- **Description of the task**: Your answer must be the records below, given again exactly, with no pictures in it.
Segment Start: Data under study
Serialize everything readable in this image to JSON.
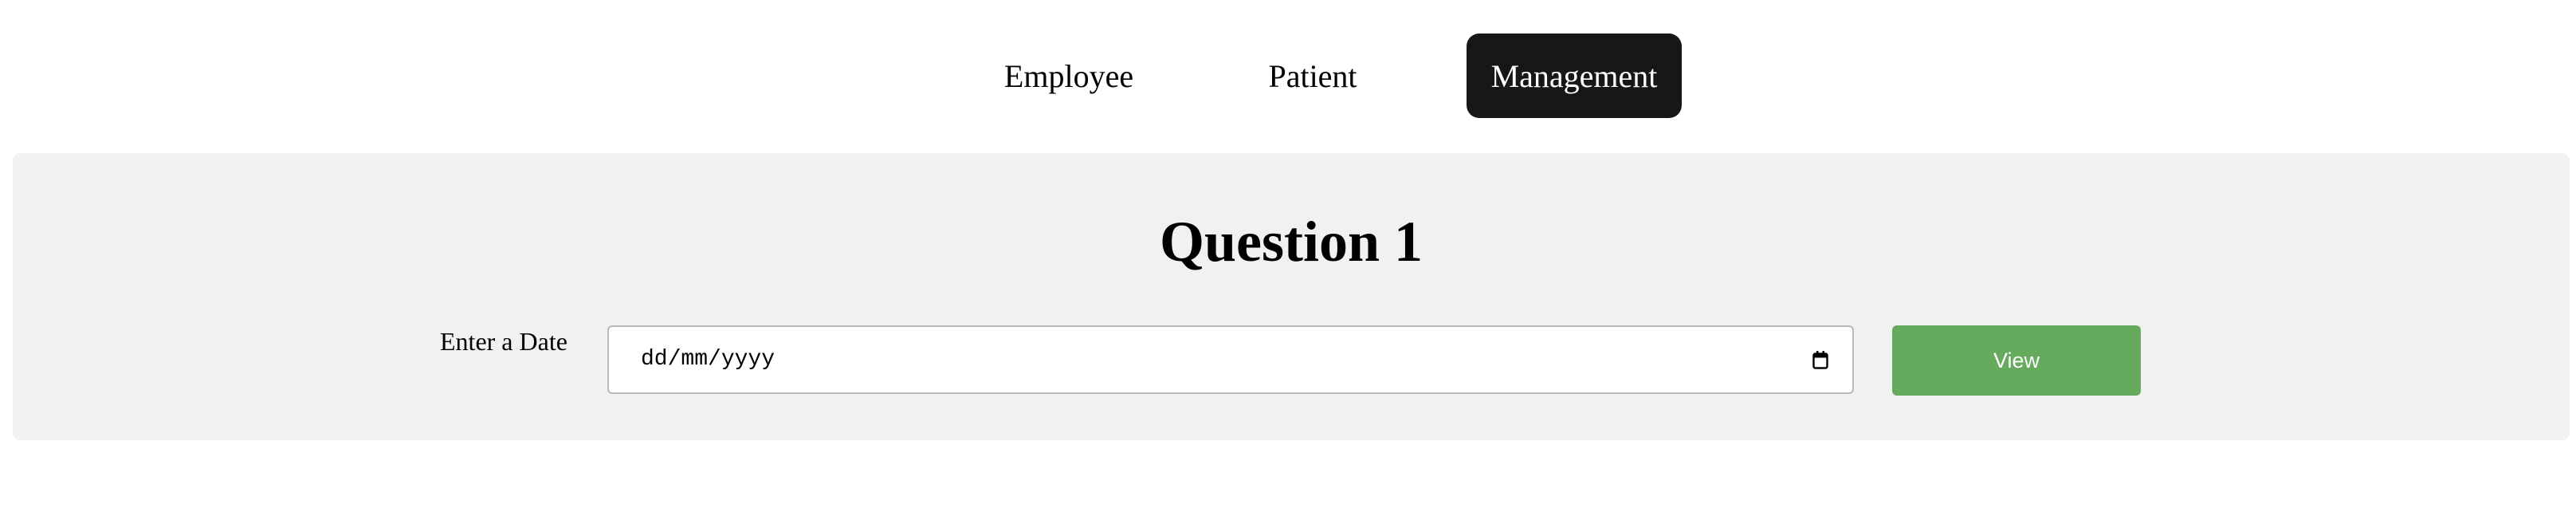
{
  "nav": {
    "items": [
      {
        "label": "Employee",
        "active": false
      },
      {
        "label": "Patient",
        "active": false
      },
      {
        "label": "Management",
        "active": true
      }
    ]
  },
  "question": {
    "title": "Question 1",
    "date_label": "Enter a Date",
    "date_input": {
      "placeholder": "dd/mm/yyyy",
      "value": "",
      "icon": "calendar-icon"
    },
    "view_button_label": "View"
  },
  "colors": {
    "active_tab_bg": "#171717",
    "panel_bg": "#f1f1f1",
    "view_button_bg": "#66ab5d"
  }
}
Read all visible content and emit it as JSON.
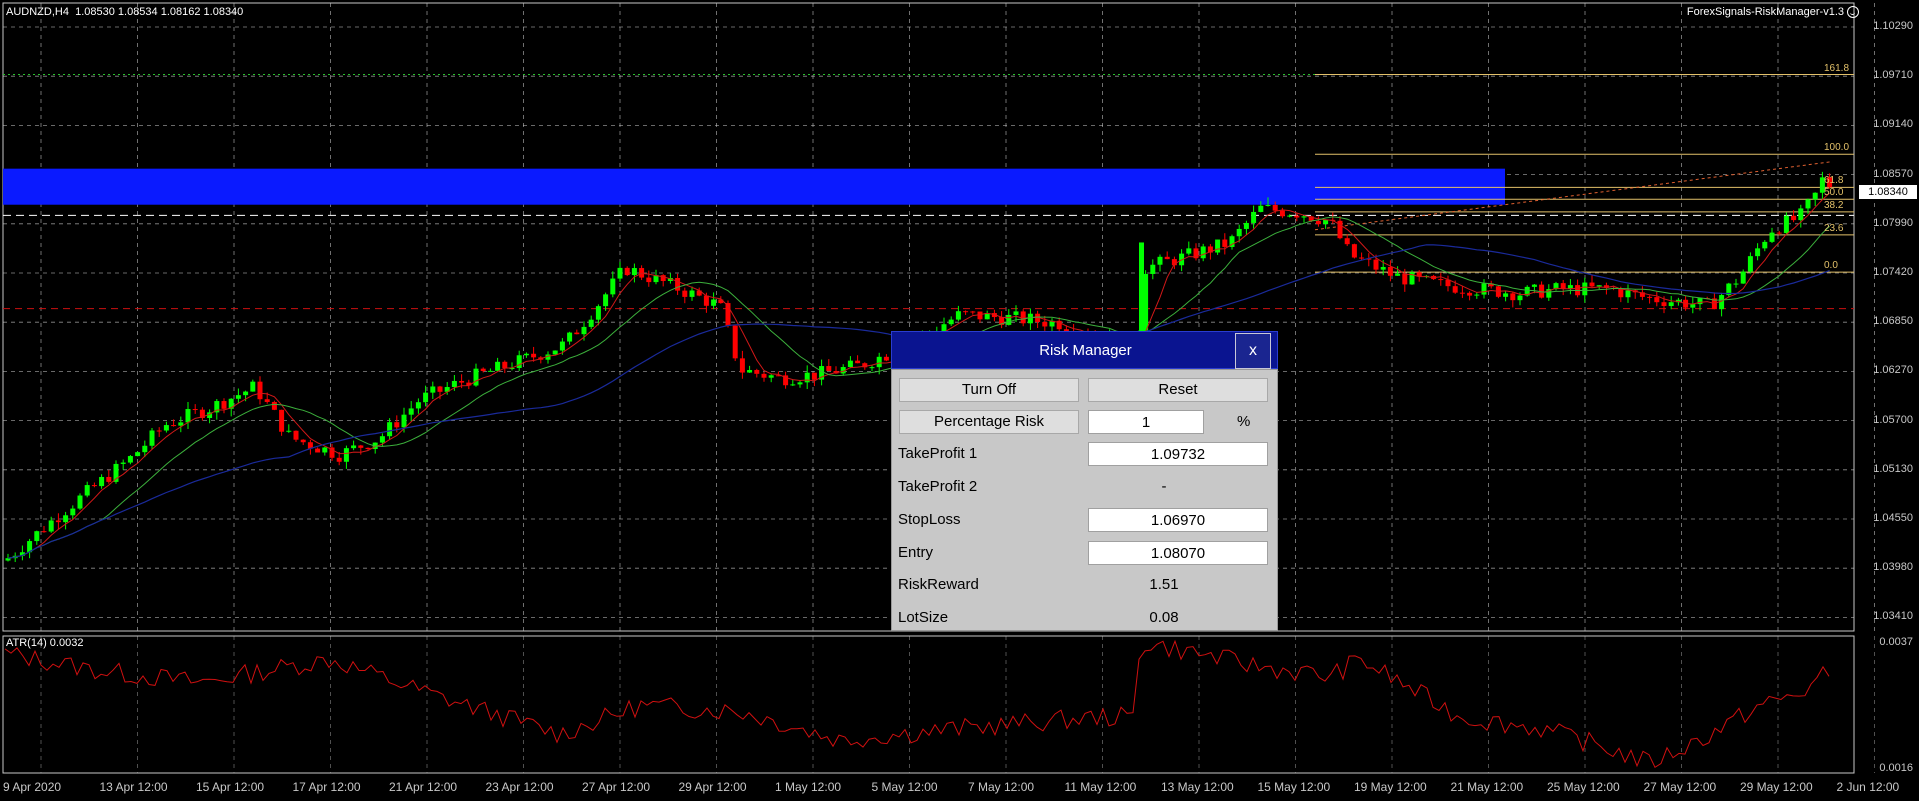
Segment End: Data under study
- **Solved exercise**:
Serialize everything readable in this image to JSON.
{
  "nav": {
    "items": [
      {
        "label": "Employee",
        "active": false
      },
      {
        "label": "Patient",
        "active": false
      },
      {
        "label": "Management",
        "active": true
      }
    ]
  },
  "question": {
    "title": "Question 1",
    "date_label": "Enter a Date",
    "date_input": {
      "placeholder": "dd/mm/yyyy",
      "value": "",
      "icon": "calendar-icon"
    },
    "view_button_label": "View"
  },
  "colors": {
    "active_tab_bg": "#171717",
    "panel_bg": "#f1f1f1",
    "view_button_bg": "#66ab5d"
  }
}
Read all visible content and emit it as JSON.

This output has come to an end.